The Basics of Poker


Poker is a game where players try to bet until all other players are forced to fold. The hand that wins the pot is the one with the highest rank of cards. A straight flush is a type of poker hand which begins with the highest card. There are many variations of the game. Some are lowball, split pot and community card.

Most Poker games are played with a large round table. The first player is given the privilege of making the first bet. Players can also make forced bets. This is a bet that must be made before the player receives his cards. If the player is not willing to make a bet, he can call the bet. Another type of bet is a blind bet.

Poker games can be played with as few as five or as many as 10 players. When playing a full-fledged game, the players buy the same number of chips. Each player’s chips are worth either ten or 25 whites, while the blue chip is usually worth two, four or five reds. During the American Civil War, stud poker was introduced.

Cards are dealt face up, but the dealer has the last right to shuffle them. The dealer deals the cards clockwise around the table. After the dealer has finished, any player may discard up to three cards.

Each player has a hand of five cards. These can be cards that were part of the pocket set, or a set of community cards. In the case of a pair of aces or a pair of aces, the kicker is the highest-ranking card remaining in the deck. However, the best hand for a poker game is the hand made up of the five highest-ranking cards.

All cards are dealt face down. Each player can shuffle the cards himself or ask the dealer to do so. If a dealer shuffles the cards, he must offer the shuffled pack to the opponent for a cut.

Each round of betting occurs in intervals. The next interval starts when the player who placed the previous bet raises. Next, the next player can either fold, check or bet. Once the second interval ends, a showdown is played.

To play poker, players must have a full understanding of the rules. They must be able to read their opponents and predict the likelihood of winning or losing. They must also be able to use their own judgment and make decisions based on the probability of the odds. Moreover, they must be comfortable bluffing.

While playing a poker game, avoid complaining about bad beats. It can ruin the atmosphere and make the other players uncomfortable. Also, don’t give advice to other players. Rather, if you notice that someone has a bad hand, politely ask them to change their action. You may also want to call the floorman to correct the mistake.

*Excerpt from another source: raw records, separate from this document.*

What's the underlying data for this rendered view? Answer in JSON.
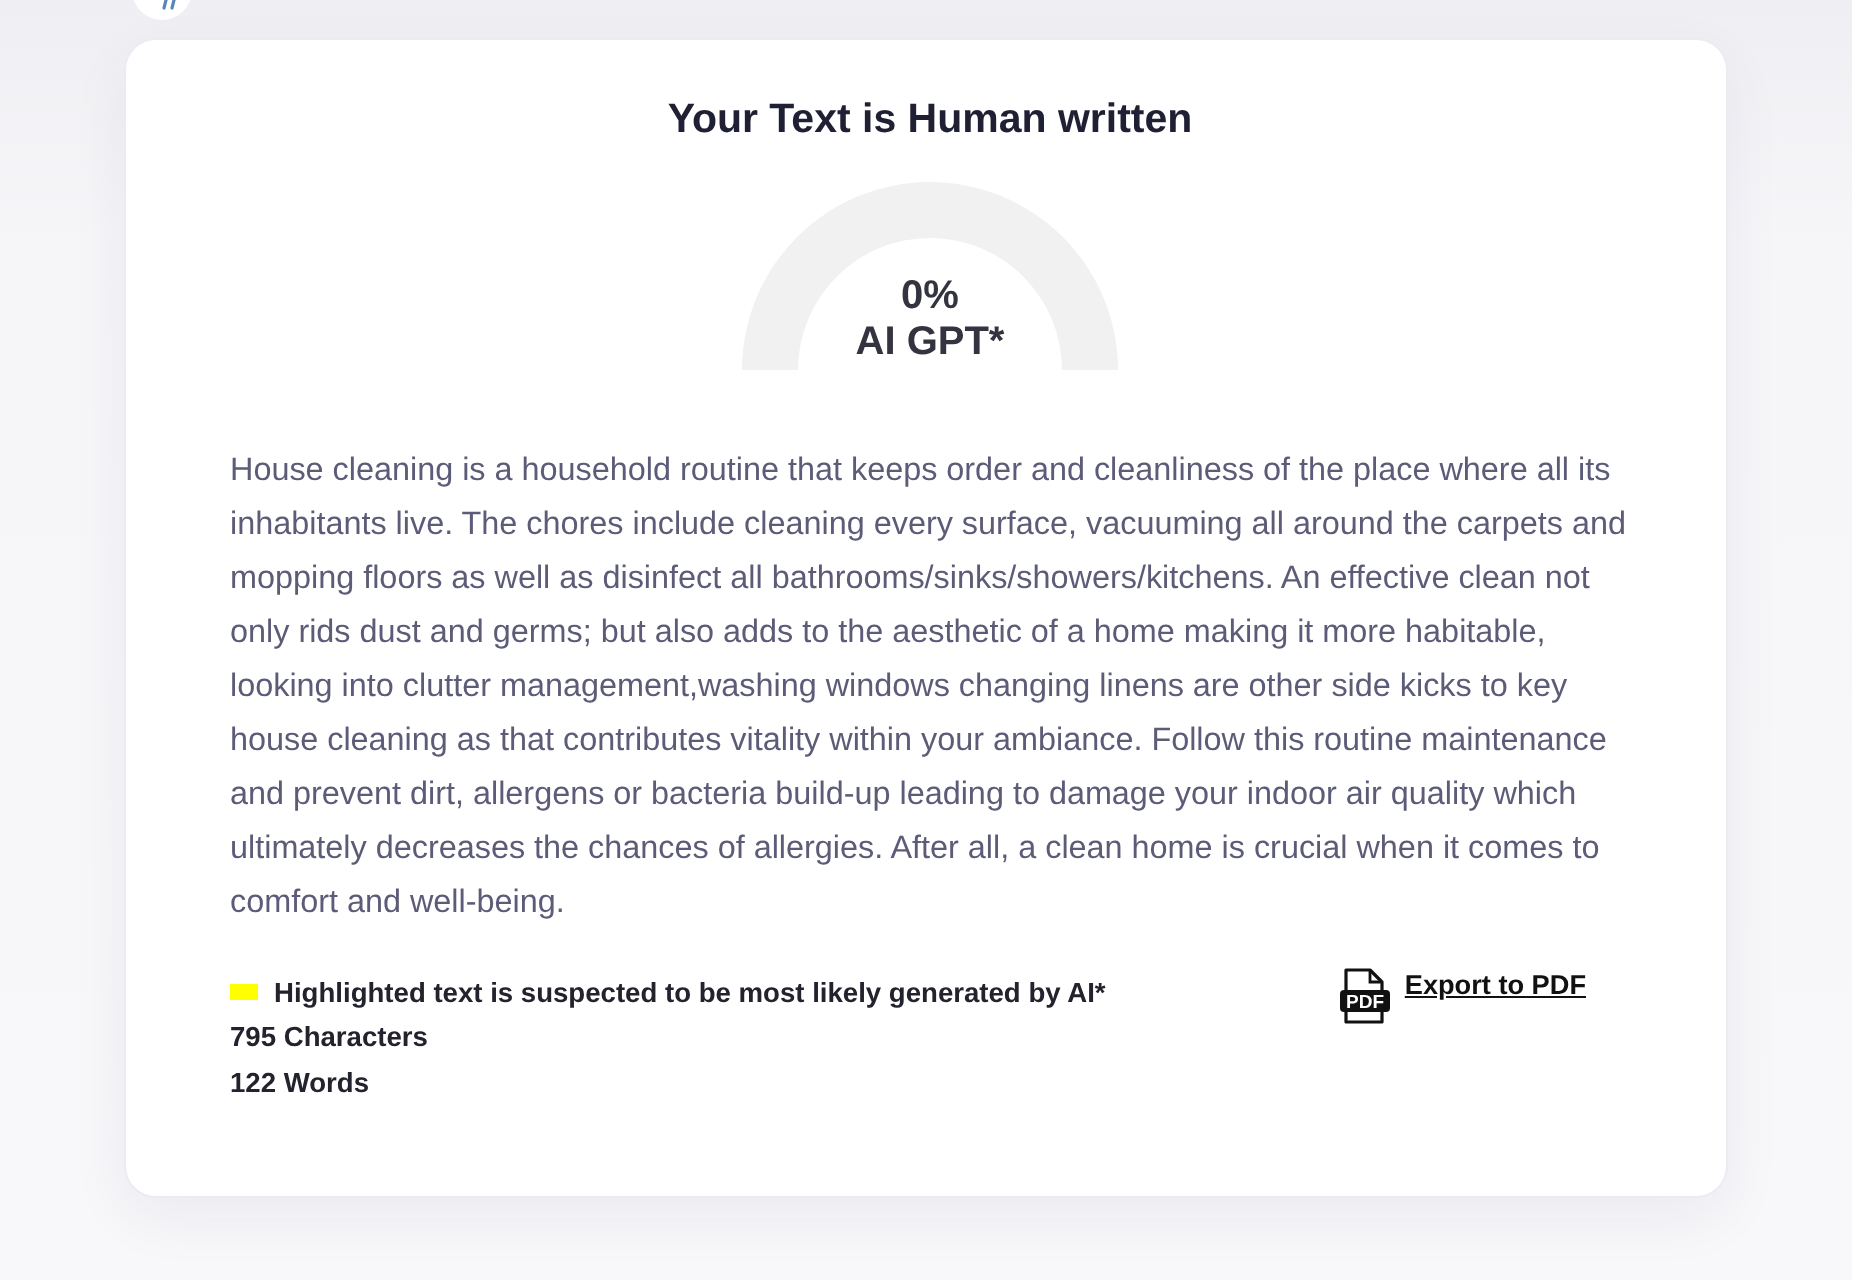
{
  "result": {
    "title": "Your Text is Human written",
    "gauge": {
      "percent": "0%",
      "label": "AI GPT*"
    },
    "analyzed_text": "House cleaning is a household routine that keeps order and cleanliness of the place where all its inhabitants live. The chores include cleaning every surface, vacuuming all around the carpets and mopping floors as well as disinfect all bathrooms/sinks/showers/kitchens. An effective clean not only rids dust and germs; but also adds to the aesthetic of a home making it more habitable, looking into clutter management,washing windows changing linens are other side kicks to key house cleaning as that contributes vitality within your ambiance. Follow this routine maintenance and prevent dirt, allergens or bacteria build-up leading to damage your indoor air quality which ultimately decreases the chances of allergies. After all, a clean home is crucial when it comes to comfort and well-being.",
    "legend": "Highlighted text is suspected to be most likely generated by AI*",
    "stats": [
      "795 Characters",
      "122 Words"
    ],
    "export": {
      "icon_text": "PDF",
      "label": "Export to PDF"
    }
  }
}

Before starting a Poker game, players should have a clear idea of how much they can afford to invest. Ideally, a game should be held with 6 to 8 players.